Expanding health research training capacity in Tanzania

 

Why has this project started ?

The Tanzanian government recognizes theimportance of capacity building as an essential tool for achieving development. Indeed, capacity for effective health research priority setting,innovation and research are crucial for the country’s progress. This project contributes to capacity building of one of the main health research institutes within Tanzania: Ifakara Health Institute (IHI).

 

Objectives

The project intends to further develop IHI into a centre of excellence that not only implements different types of health and health systems research, but also provides training on public health research and assures that the results of research are disseminated and used by policy makers, planners, managers and civil society groups. NICHE therefore aims to develop IHI’s capacities to:

- train and mentor for innovation;

- integrate and appreciate ‘soft skills’ to benefit training and research functions;

- address and integrate gender issues in the health research cycle and organizational culture;

- respond to sector and labor market priorities;

- carry out applied health research, taking in all steps in the research cycle, while putting a special emphasis on research translation capacity;

- do advanced data analysis and synthesis;

- to built a network for disseminating research results.

 

Activities

Within a four-year period (2011-2014) a number of different activities will be implemented to assure that skills are developed and that research is in line with the needs in Tanzania. These include:

- strategic analyses of regional training and research needs, as well as gender mainstreaming in IHI;

- a mentoring and soft skills development program to stimulate continuous learning and improvement;

- curriculum development on public health research, data use for decision making and research communication;

- training of trainers (ToT);

- cross-disciplinary PhD training (4 positions);

- gender mainstreaming training;

- training infrastructure development.

 

Organizations involved

The program is financed by the Dutch Ministry of Foreign Affairs and administrated by NUFFIC and implemented by IHI and two Dutch organizations: the Royal Tropical Institute (KIT, Amsterdam) and the University of Groningen (Groningen), in cooperation with ETC Crystal.

PhD candidate: Emmy Metta - Health-seeking behaviour among adults in the context of the epidemiological transition
in Southeastern Tanzania - defended on 10 March 2016 (see above)

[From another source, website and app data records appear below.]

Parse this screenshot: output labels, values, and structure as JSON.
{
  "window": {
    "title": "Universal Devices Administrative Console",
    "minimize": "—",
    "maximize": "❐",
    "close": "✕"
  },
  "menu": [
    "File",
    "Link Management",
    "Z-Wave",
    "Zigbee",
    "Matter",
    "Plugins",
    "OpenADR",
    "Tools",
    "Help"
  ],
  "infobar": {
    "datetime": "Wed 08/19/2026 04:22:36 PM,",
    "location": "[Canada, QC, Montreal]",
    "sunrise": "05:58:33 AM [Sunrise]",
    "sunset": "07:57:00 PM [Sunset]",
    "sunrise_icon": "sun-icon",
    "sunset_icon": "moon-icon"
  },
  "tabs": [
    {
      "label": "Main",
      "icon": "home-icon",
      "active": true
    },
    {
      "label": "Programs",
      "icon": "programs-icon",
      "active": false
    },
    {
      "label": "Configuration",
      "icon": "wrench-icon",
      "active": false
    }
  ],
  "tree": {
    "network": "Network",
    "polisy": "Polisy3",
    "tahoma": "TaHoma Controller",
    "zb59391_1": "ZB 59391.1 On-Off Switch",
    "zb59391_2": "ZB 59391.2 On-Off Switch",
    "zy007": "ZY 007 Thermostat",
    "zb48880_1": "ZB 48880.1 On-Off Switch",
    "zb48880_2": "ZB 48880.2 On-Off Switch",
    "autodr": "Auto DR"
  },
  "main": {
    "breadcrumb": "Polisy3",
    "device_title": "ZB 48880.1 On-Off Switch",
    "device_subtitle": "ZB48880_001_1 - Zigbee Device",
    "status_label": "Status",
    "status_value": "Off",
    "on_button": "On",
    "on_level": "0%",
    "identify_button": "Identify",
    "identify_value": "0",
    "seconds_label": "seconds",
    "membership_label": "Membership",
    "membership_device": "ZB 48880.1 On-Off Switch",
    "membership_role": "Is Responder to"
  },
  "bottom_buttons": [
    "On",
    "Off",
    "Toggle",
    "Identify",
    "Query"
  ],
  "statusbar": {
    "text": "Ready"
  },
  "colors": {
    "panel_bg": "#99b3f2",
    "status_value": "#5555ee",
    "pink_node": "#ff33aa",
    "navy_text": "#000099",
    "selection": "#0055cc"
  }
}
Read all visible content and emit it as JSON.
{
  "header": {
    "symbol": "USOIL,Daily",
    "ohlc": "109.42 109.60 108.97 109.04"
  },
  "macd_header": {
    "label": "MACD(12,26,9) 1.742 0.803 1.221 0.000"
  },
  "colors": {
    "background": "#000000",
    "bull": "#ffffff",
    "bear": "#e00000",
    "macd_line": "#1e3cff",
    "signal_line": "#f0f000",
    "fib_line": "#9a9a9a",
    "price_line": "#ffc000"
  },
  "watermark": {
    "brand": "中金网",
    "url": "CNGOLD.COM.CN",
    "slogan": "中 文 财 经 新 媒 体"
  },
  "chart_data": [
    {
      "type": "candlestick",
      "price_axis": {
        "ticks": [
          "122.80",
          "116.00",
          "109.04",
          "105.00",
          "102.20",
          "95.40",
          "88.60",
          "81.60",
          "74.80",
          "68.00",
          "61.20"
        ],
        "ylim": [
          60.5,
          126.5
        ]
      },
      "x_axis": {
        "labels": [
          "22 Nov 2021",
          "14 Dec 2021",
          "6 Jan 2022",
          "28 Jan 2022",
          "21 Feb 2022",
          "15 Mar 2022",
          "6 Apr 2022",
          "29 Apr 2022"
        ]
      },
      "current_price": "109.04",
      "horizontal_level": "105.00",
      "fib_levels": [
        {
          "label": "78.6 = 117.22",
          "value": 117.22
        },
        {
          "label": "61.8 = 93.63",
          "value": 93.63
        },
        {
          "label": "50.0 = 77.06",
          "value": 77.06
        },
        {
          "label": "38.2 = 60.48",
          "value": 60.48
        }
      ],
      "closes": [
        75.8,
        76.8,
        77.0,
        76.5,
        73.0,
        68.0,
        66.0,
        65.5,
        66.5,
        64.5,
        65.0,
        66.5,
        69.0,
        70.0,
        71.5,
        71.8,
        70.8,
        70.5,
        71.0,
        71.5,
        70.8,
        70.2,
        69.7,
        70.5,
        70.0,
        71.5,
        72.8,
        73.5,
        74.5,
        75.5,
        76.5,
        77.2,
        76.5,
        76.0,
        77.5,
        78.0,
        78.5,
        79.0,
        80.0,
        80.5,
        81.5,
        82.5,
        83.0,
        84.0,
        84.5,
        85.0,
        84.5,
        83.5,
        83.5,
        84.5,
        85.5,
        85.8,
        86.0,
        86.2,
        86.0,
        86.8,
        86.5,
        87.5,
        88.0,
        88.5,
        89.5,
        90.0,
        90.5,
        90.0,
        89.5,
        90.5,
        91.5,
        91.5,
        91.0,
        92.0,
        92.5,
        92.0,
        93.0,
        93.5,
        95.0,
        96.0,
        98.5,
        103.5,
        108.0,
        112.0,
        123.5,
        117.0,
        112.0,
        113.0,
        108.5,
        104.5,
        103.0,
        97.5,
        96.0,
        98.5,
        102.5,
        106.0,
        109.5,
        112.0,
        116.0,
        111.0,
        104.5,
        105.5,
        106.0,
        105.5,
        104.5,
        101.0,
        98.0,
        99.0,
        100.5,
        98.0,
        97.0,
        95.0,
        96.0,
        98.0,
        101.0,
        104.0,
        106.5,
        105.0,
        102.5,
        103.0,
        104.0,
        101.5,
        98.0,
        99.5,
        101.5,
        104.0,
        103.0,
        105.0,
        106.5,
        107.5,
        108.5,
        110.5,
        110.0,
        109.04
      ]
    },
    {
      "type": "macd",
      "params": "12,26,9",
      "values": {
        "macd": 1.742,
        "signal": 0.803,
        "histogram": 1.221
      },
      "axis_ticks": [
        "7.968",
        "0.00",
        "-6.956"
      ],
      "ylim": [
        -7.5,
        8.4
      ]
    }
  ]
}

In the Netherlands, many women who start breastfeeding stop doing so in the first month after birth. Campaigns aiming to increase breastfeeding rates, focus on initiation as well as on continuation of breastfeeding, preferably until six months after birth. Little is known about  women’s underlying motives to stop or continue breastfeeding in the first month after birth. In this research, we conducted 26 in-depth interviews at two time points (before and after delivery) among 13 women who had their first child and who had the intention to start breastfeeding. The interviews addressed the perceptions of the women themselves. The researcher used theories from social and medical sciences to design her study and analyse the interviews. The results show that most women perceive breastfeeding as healthy and natural. It can be disappointing to women who want to breastfeed if they don’t succeed to continue breastfeeding as intended. Knowledge about breastfeeding plays an important role in women’s decision-making about infant feeding. The women obtain their breastfeeding knowledge from professionals as well as from others in their social environment. There is considerable variation in how women experience the exchange of knowledge in their environment. Women also appreciate to rely on maternal intuition in their infant feeding  choices. The researcher concludes that when the emphasis is on global guidelines and measuring breastfeeding rates, the context of breastfeeding, from the women’s perspectives, is ignored. Breastfeeding education and the support from care professionals, could be based on these perspectives more thoroughly.

Last modified:18 January 2017 3.41 p.m.

Contact information

Landleven 1
9747 AD Groningen
The Netherlands
Antonius Deusinglaan 1
9713 AV Groningen
The Netherlands

Office location

Room:
0126 (first floor building 5417)
Working hours:
Monday, Tuesday, Wednesday, Thursday